How to complete this task:
Lines that contain "label" are to be copied from the material, every one of them.

Data excerpts:
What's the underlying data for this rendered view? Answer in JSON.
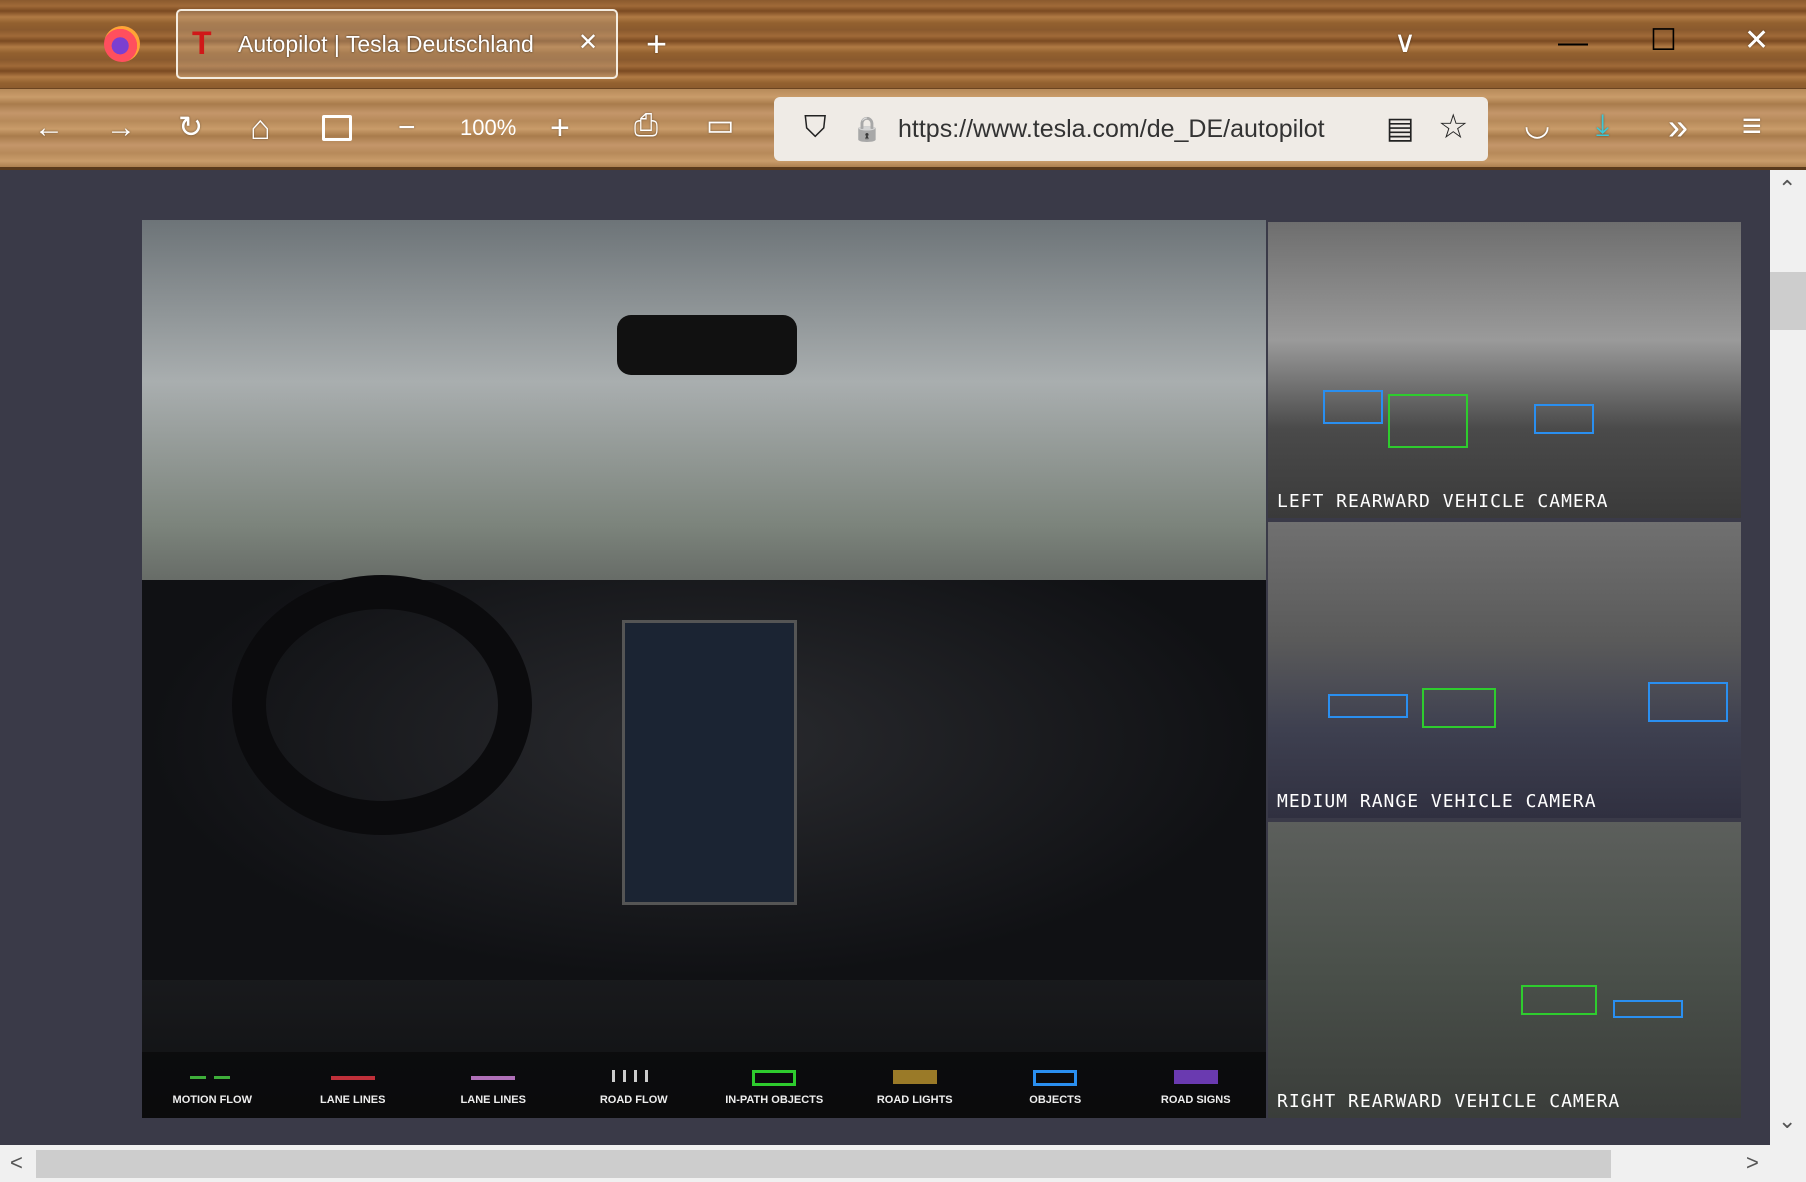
{
  "browser": {
    "tab_title": "Autopilot | Tesla Deutschland",
    "tab_close": "✕",
    "new_tab": "+",
    "tab_list": "∨",
    "window": {
      "minimize": "—",
      "maximize": "☐",
      "close": "✕"
    },
    "toolbar": {
      "back": "←",
      "forward": "→",
      "reload": "↻",
      "home": "⌂",
      "zoom_out": "−",
      "zoom_level": "100%",
      "zoom_in": "+",
      "print": "⎙",
      "screenshot": "▭",
      "pocket": "◡",
      "download": "⤓",
      "overflow": "»",
      "menu": "≡"
    },
    "url": "https://www.tesla.com/de_DE/autopilot",
    "url_icons": {
      "shield": "⛉",
      "lock": "🔒",
      "reader": "▤",
      "star": "☆"
    }
  },
  "main": {
    "legend": [
      {
        "label": "MOTION FLOW",
        "color": "#3fae3a"
      },
      {
        "label": "LANE LINES",
        "color": "#c0303a"
      },
      {
        "label": "LANE LINES",
        "color": "#b070b8"
      },
      {
        "label": "ROAD FLOW",
        "color": "#cccccc"
      },
      {
        "label": "IN-PATH OBJECTS",
        "color": "#2ecc2e"
      },
      {
        "label": "ROAD LIGHTS",
        "color": "#9a7a28"
      },
      {
        "label": "OBJECTS",
        "color": "#2a8ff0"
      },
      {
        "label": "ROAD SIGNS",
        "color": "#6a3ab0"
      }
    ]
  },
  "cameras": [
    {
      "label": "LEFT REARWARD VEHICLE CAMERA"
    },
    {
      "label": "MEDIUM RANGE VEHICLE CAMERA"
    },
    {
      "label": "RIGHT REARWARD VEHICLE CAMERA"
    }
  ],
  "scroll": {
    "up": "⌃",
    "down": "⌄",
    "left": "<",
    "right": ">"
  }
}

Expected answer:
        "label": "MOTION FLOW",
        "label": "LANE LINES",
        "label": "LANE LINES",
        "label": "ROAD FLOW",
        "label": "IN-PATH OBJECTS",
        "label": "ROAD LIGHTS",
        "label": "OBJECTS",
        "label": "ROAD SIGNS",
      "label": "LEFT REARWARD VEHICLE CAMERA"
      "label": "MEDIUM RANGE VEHICLE CAMERA"
      "label": "RIGHT REARWARD VEHICLE CAMERA"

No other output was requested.